Diane: Oh my god— we’ve been taking bets on that!! That’s our biggest piece of gossip lately - that Geppetto and Granny should get together!
Tony: Well if you look at Granny’s place she has Italian sodas and an espresso machine, and occasionally there’s biscotti on the counter. So I’m thinking Geppetto spends a lot of time in there.
Diane: Well I think it’s fate now! That would be great. So do you think we’ll see August again? Characters do come back - like Sheriff Graham.
Tony: Oh yeah, I think we’ll see him again, at the very least in flashbacks. He’s a terrific actor. My other favorite scene that I really enjoyed in the show is in the first season where I’m working on the clock, and I don’t know who August is, but he knows who I am. Such a wonderful scene. We don’t know at this point how our characters will develop in the future, but I’m sure it will be great. I love working with Lana and Beverly and Ginnifer and Josh. And I actually had a little bit of contact with Robert Carlyle, who was terrific. He’s one of the highlights on the show, without question.
Diane: So my last question for you, considering your wonderful body of work, is this: do you still have any dream directors you'd like to work with, or actors or roles?
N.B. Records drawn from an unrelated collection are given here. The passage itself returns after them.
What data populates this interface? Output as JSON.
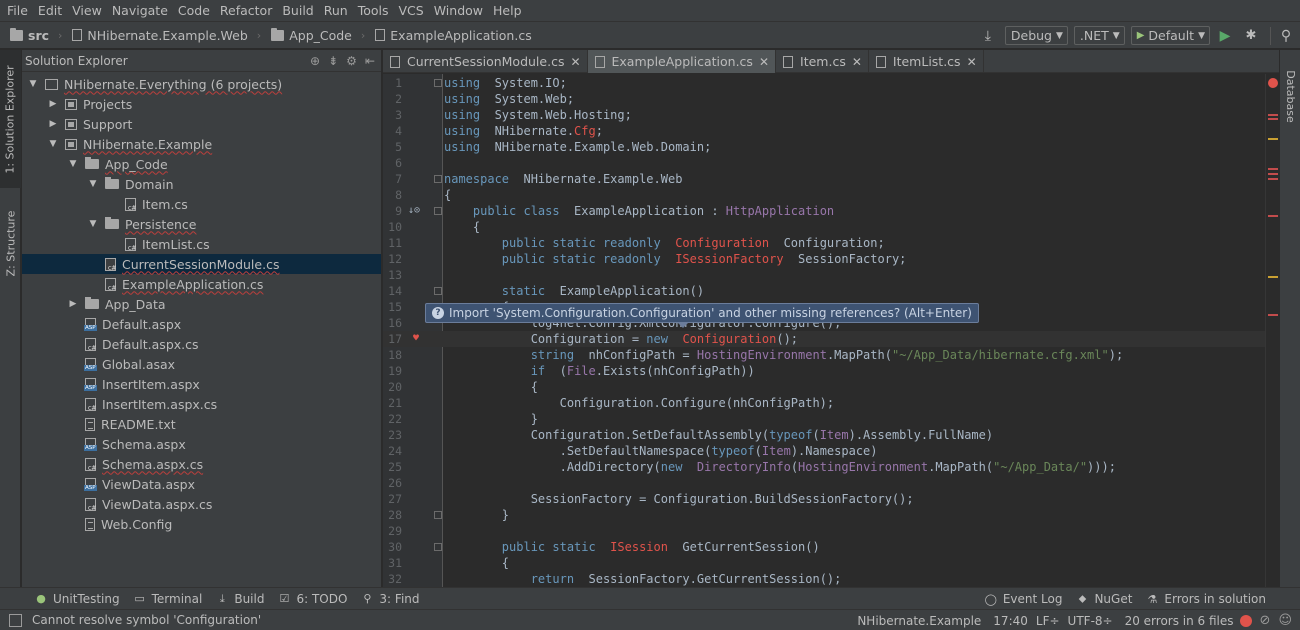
{
  "menu": [
    "File",
    "Edit",
    "View",
    "Navigate",
    "Code",
    "Refactor",
    "Build",
    "Run",
    "Tools",
    "VCS",
    "Window",
    "Help"
  ],
  "breadcrumbs": [
    "src",
    "NHibernate.Example.Web",
    "App_Code",
    "ExampleApplication.cs"
  ],
  "toolbar": {
    "config": "Debug",
    "framework": ".NET",
    "run_config": "Default"
  },
  "left_tool_tabs": [
    "1: Solution Explorer",
    "Z: Structure"
  ],
  "right_tool_tabs": [
    "Database"
  ],
  "explorer": {
    "title": "Solution Explorer",
    "items": [
      {
        "label": "NHibernate.Everything (6 projects)",
        "icon": "solution-icon",
        "arrow": "▼",
        "depth": 0,
        "squiggle": true
      },
      {
        "label": "Projects",
        "icon": "project-icon",
        "arrow": "▶",
        "depth": 1
      },
      {
        "label": "Support",
        "icon": "project-icon",
        "arrow": "▶",
        "depth": 1
      },
      {
        "label": "NHibernate.Example",
        "icon": "project-icon",
        "arrow": "▼",
        "depth": 1,
        "squiggle": true
      },
      {
        "label": "App_Code",
        "icon": "folder-icon",
        "arrow": "▼",
        "depth": 2,
        "squiggle": true
      },
      {
        "label": "Domain",
        "icon": "folder-icon",
        "arrow": "▼",
        "depth": 3
      },
      {
        "label": "Item.cs",
        "icon": "csharp-file-icon",
        "arrow": "",
        "depth": 4
      },
      {
        "label": "Persistence",
        "icon": "folder-icon",
        "arrow": "▼",
        "depth": 3,
        "squiggle": true
      },
      {
        "label": "ItemList.cs",
        "icon": "csharp-file-icon",
        "arrow": "",
        "depth": 4
      },
      {
        "label": "CurrentSessionModule.cs",
        "icon": "csharp-file-icon",
        "arrow": "",
        "depth": 3,
        "squiggle": true,
        "selected": true
      },
      {
        "label": "ExampleApplication.cs",
        "icon": "csharp-file-icon",
        "arrow": "",
        "depth": 3,
        "squiggle": true
      },
      {
        "label": "App_Data",
        "icon": "folder-icon",
        "arrow": "▶",
        "depth": 2
      },
      {
        "label": "Default.aspx",
        "icon": "aspx-file-icon",
        "arrow": "",
        "depth": 2
      },
      {
        "label": "Default.aspx.cs",
        "icon": "csharp-file-icon",
        "arrow": "",
        "depth": 2
      },
      {
        "label": "Global.asax",
        "icon": "aspx-file-icon",
        "arrow": "",
        "depth": 2
      },
      {
        "label": "InsertItem.aspx",
        "icon": "aspx-file-icon",
        "arrow": "",
        "depth": 2
      },
      {
        "label": "InsertItem.aspx.cs",
        "icon": "csharp-file-icon",
        "arrow": "",
        "depth": 2
      },
      {
        "label": "README.txt",
        "icon": "text-file-icon",
        "arrow": "",
        "depth": 2
      },
      {
        "label": "Schema.aspx",
        "icon": "aspx-file-icon",
        "arrow": "",
        "depth": 2
      },
      {
        "label": "Schema.aspx.cs",
        "icon": "csharp-file-icon",
        "arrow": "",
        "depth": 2,
        "squiggle": true
      },
      {
        "label": "ViewData.aspx",
        "icon": "aspx-file-icon",
        "arrow": "",
        "depth": 2
      },
      {
        "label": "ViewData.aspx.cs",
        "icon": "csharp-file-icon",
        "arrow": "",
        "depth": 2
      },
      {
        "label": "Web.Config",
        "icon": "text-file-icon",
        "arrow": "",
        "depth": 2
      }
    ]
  },
  "tabs": [
    {
      "label": "CurrentSessionModule.cs",
      "active": false
    },
    {
      "label": "ExampleApplication.cs",
      "active": true
    },
    {
      "label": "Item.cs",
      "active": false
    },
    {
      "label": "ItemList.cs",
      "active": false
    }
  ],
  "editor": {
    "lines": [
      {
        "n": "1",
        "code": [
          [
            "kwb",
            "using"
          ],
          [
            "",
            "  System.IO;"
          ]
        ]
      },
      {
        "n": "2",
        "code": [
          [
            "kwb",
            "using"
          ],
          [
            "",
            "  System.Web;"
          ]
        ]
      },
      {
        "n": "3",
        "code": [
          [
            "kwb",
            "using"
          ],
          [
            "",
            "  System.Web.Hosting;"
          ]
        ]
      },
      {
        "n": "4",
        "code": [
          [
            "kwb",
            "using"
          ],
          [
            "",
            "  NHibernate."
          ],
          [
            "err",
            "Cfg"
          ],
          [
            "",
            ";"
          ]
        ]
      },
      {
        "n": "5",
        "code": [
          [
            "kwb",
            "using"
          ],
          [
            "",
            "  NHibernate.Example.Web.Domain;"
          ]
        ]
      },
      {
        "n": "6",
        "code": []
      },
      {
        "n": "7",
        "code": [
          [
            "kwb",
            "namespace"
          ],
          [
            "",
            "  NHibernate.Example.Web"
          ]
        ]
      },
      {
        "n": "8",
        "code": [
          [
            "",
            "{"
          ]
        ]
      },
      {
        "n": "9",
        "code": [
          [
            "",
            "    "
          ],
          [
            "kwb",
            "public class"
          ],
          [
            "",
            "  ExampleApplication : "
          ],
          [
            "link",
            "HttpApplication"
          ]
        ]
      },
      {
        "n": "10",
        "code": [
          [
            "",
            "    {"
          ]
        ]
      },
      {
        "n": "11",
        "code": [
          [
            "",
            "        "
          ],
          [
            "kwb",
            "public static readonly"
          ],
          [
            "",
            "  "
          ],
          [
            "err",
            "Configuration"
          ],
          [
            "",
            "  Configuration;"
          ]
        ]
      },
      {
        "n": "12",
        "code": [
          [
            "",
            "        "
          ],
          [
            "kwb",
            "public static readonly"
          ],
          [
            "",
            "  "
          ],
          [
            "err",
            "ISessionFactory"
          ],
          [
            "",
            "  SessionFactory;"
          ]
        ]
      },
      {
        "n": "13",
        "code": []
      },
      {
        "n": "14",
        "code": [
          [
            "",
            "        "
          ],
          [
            "kwb",
            "static"
          ],
          [
            "",
            "  ExampleApplication()"
          ]
        ]
      },
      {
        "n": "15",
        "code": [
          [
            "",
            "        {"
          ]
        ]
      },
      {
        "n": "16",
        "code": [
          [
            "",
            "            log4net.Config.XmlConfigurator.Configure();"
          ]
        ]
      },
      {
        "n": "17",
        "code": [
          [
            "",
            "            Configuration = "
          ],
          [
            "kwb",
            "new"
          ],
          [
            "",
            "  "
          ],
          [
            "err",
            "Configuration"
          ],
          [
            "",
            "();"
          ]
        ]
      },
      {
        "n": "18",
        "code": [
          [
            "",
            "            "
          ],
          [
            "kwb",
            "string"
          ],
          [
            "",
            "  nhConfigPath = "
          ],
          [
            "link",
            "HostingEnvironment"
          ],
          [
            "",
            ".MapPath("
          ],
          [
            "str",
            "\"~/App_Data/hibernate.cfg.xml\""
          ],
          [
            "",
            ");"
          ]
        ]
      },
      {
        "n": "19",
        "code": [
          [
            "",
            "            "
          ],
          [
            "kwb",
            "if"
          ],
          [
            "",
            "  ("
          ],
          [
            "link",
            "File"
          ],
          [
            "",
            ".Exists(nhConfigPath))"
          ]
        ]
      },
      {
        "n": "20",
        "code": [
          [
            "",
            "            {"
          ]
        ]
      },
      {
        "n": "21",
        "code": [
          [
            "",
            "                Configuration.Configure(nhConfigPath);"
          ]
        ]
      },
      {
        "n": "22",
        "code": [
          [
            "",
            "            }"
          ]
        ]
      },
      {
        "n": "23",
        "code": [
          [
            "",
            "            Configuration.SetDefaultAssembly("
          ],
          [
            "kwb",
            "typeof"
          ],
          [
            "",
            "("
          ],
          [
            "link",
            "Item"
          ],
          [
            "",
            ").Assembly.FullName)"
          ]
        ]
      },
      {
        "n": "24",
        "code": [
          [
            "",
            "                .SetDefaultNamespace("
          ],
          [
            "kwb",
            "typeof"
          ],
          [
            "",
            "("
          ],
          [
            "link",
            "Item"
          ],
          [
            "",
            ").Namespace)"
          ]
        ]
      },
      {
        "n": "25",
        "code": [
          [
            "",
            "                .AddDirectory("
          ],
          [
            "kwb",
            "new"
          ],
          [
            "",
            "  "
          ],
          [
            "link",
            "DirectoryInfo"
          ],
          [
            "",
            "("
          ],
          [
            "link",
            "HostingEnvironment"
          ],
          [
            "",
            ".MapPath("
          ],
          [
            "str",
            "\"~/App_Data/\""
          ],
          [
            "",
            ")));"
          ]
        ]
      },
      {
        "n": "26",
        "code": []
      },
      {
        "n": "27",
        "code": [
          [
            "",
            "            SessionFactory = Configuration.BuildSessionFactory();"
          ]
        ]
      },
      {
        "n": "28",
        "code": [
          [
            "",
            "        }"
          ]
        ]
      },
      {
        "n": "29",
        "code": []
      },
      {
        "n": "30",
        "code": [
          [
            "",
            "        "
          ],
          [
            "kwb",
            "public static"
          ],
          [
            "",
            "  "
          ],
          [
            "err",
            "ISession"
          ],
          [
            "",
            "  GetCurrentSession()"
          ]
        ]
      },
      {
        "n": "31",
        "code": [
          [
            "",
            "        {"
          ]
        ]
      },
      {
        "n": "32",
        "code": [
          [
            "",
            "            "
          ],
          [
            "kwb",
            "return"
          ],
          [
            "",
            "  SessionFactory.GetCurrentSession();"
          ]
        ]
      }
    ],
    "tooltip": "Import 'System.Configuration.Configuration' and other missing references? (Alt+Enter)"
  },
  "bottom_tabs": [
    {
      "label": "UnitTesting",
      "icon": "unittest-icon"
    },
    {
      "label": "Terminal",
      "icon": "terminal-icon"
    },
    {
      "label": "Build",
      "icon": "build-icon"
    },
    {
      "label": "6: TODO",
      "icon": "todo-icon"
    },
    {
      "label": "3: Find",
      "icon": "find-icon"
    }
  ],
  "bottom_right": [
    {
      "label": "Event Log",
      "icon": "event-log-icon"
    },
    {
      "label": "NuGet",
      "icon": "nuget-icon"
    },
    {
      "label": "Errors in solution",
      "icon": "errors-icon"
    }
  ],
  "status": {
    "message": "Cannot resolve symbol 'Configuration'",
    "project": "NHibernate.Example",
    "position": "17:40",
    "line_sep": "LF÷",
    "encoding": "UTF-8÷",
    "errors": "20 errors in 6 files"
  },
  "colors": {
    "keyword": "#6897bb",
    "error": "#e0534b",
    "string": "#6a8759",
    "type": "#9876aa",
    "selection": "#0d293e"
  }
}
Tony: The only desire I really have is for work to still be coming in for me. It’s a strange profession and there have been a couple of points where I said to myself, “You know, it’s been a lovely life, but things are starting to wind down”—and then all of a sudden things will pick up again. I’ve been able to do this for over 35 years in film and television. So I just feel very fortunate to continue to be able to work on projects that interest me. I mean, of course, who wouldn’t want to work with Ang Lee? Who wouldn’t want to work with Tarantino? But on the other hand, I’ve had the chance to work with wonderful people—John Sayles, Martin Campbell, and all of the people on Stargate, and then Ralph Hemecker, Adam Horowitz and Eddy Kitsis of Once Upon a Time. So I haven’t had a bad run!
Diane: Yes, you’ve done fabulously well! And thank you so much for taking time out to talk with us today—all of your fans will appreciate it and they’ll be thrilled to read this interview because so many people have been admiring your work for a long time.
Tony: Thank you, and please tell them that I appreciate it!